- **EXERCISE DESCRIPTION**
Copy every entry exactly, but skip the pictures.

<<<<

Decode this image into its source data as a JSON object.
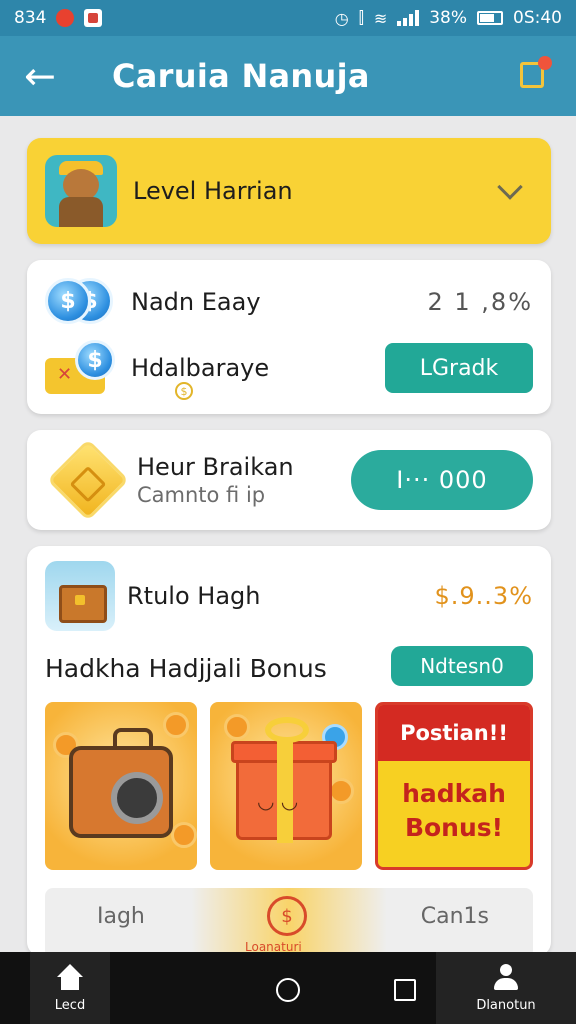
{
  "status_bar": {
    "time_left": "834",
    "battery": "38%",
    "time_right": "0S:40"
  },
  "app_bar": {
    "title": "Caruia Nanuja",
    "back_icon": "arrow-left-icon",
    "action_icon": "document-badge-icon"
  },
  "level_card": {
    "label": "Level Harrian",
    "icon": "monkey-avatar-icon"
  },
  "rewards_card": {
    "row1": {
      "label": "Nadn Eaay",
      "value": "2 1 ,8%"
    },
    "row2": {
      "label": "Hdalbaraye",
      "button": "LGradk"
    }
  },
  "redeem_card": {
    "title": "Heur Braikan",
    "subtitle": "Camnto fi ip",
    "button": "I···  000"
  },
  "bonus_card": {
    "header_label": "Rtulo Hagh",
    "header_value": "$.9..3%",
    "section_title": "Hadkha Hadjjali Bonus",
    "section_button": "Ndtesn0",
    "tiles": [
      {
        "name": "camera",
        "icon": "camera-chest-icon"
      },
      {
        "name": "gift",
        "icon": "gift-box-icon"
      },
      {
        "name": "promo",
        "banner": "Postian!!",
        "line1": "hadkah",
        "line2": "Bonus!"
      }
    ],
    "footer": {
      "left": "Iagh",
      "middle_label": "Loanaturi",
      "right": "Can1s"
    }
  },
  "nav_bar": {
    "home_label": "Lecd",
    "profile_label": "Dlanotun"
  }
}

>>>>

- **FINAL ANSWER**
Decode this image into its source data as a JSON object.
{
  "status_bar": {
    "time_left": "834",
    "battery": "38%",
    "time_right": "0S:40"
  },
  "app_bar": {
    "title": "Caruia Nanuja",
    "back_icon": "arrow-left-icon",
    "action_icon": "document-badge-icon"
  },
  "level_card": {
    "label": "Level Harrian",
    "icon": "monkey-avatar-icon"
  },
  "rewards_card": {
    "row1": {
      "label": "Nadn Eaay",
      "value": "2 1 ,8%"
    },
    "row2": {
      "label": "Hdalbaraye",
      "button": "LGradk"
    }
  },
  "redeem_card": {
    "title": "Heur Braikan",
    "subtitle": "Camnto fi ip",
    "button": "I···  000"
  },
  "bonus_card": {
    "header_label": "Rtulo Hagh",
    "header_value": "$.9..3%",
    "section_title": "Hadkha Hadjjali Bonus",
    "section_button": "Ndtesn0",
    "tiles": [
      {
        "name": "camera",
        "icon": "camera-chest-icon"
      },
      {
        "name": "gift",
        "icon": "gift-box-icon"
      },
      {
        "name": "promo",
        "banner": "Postian!!",
        "line1": "hadkah",
        "line2": "Bonus!"
      }
    ],
    "footer": {
      "left": "Iagh",
      "middle_label": "Loanaturi",
      "right": "Can1s"
    }
  },
  "nav_bar": {
    "home_label": "Lecd",
    "profile_label": "Dlanotun"
  }
}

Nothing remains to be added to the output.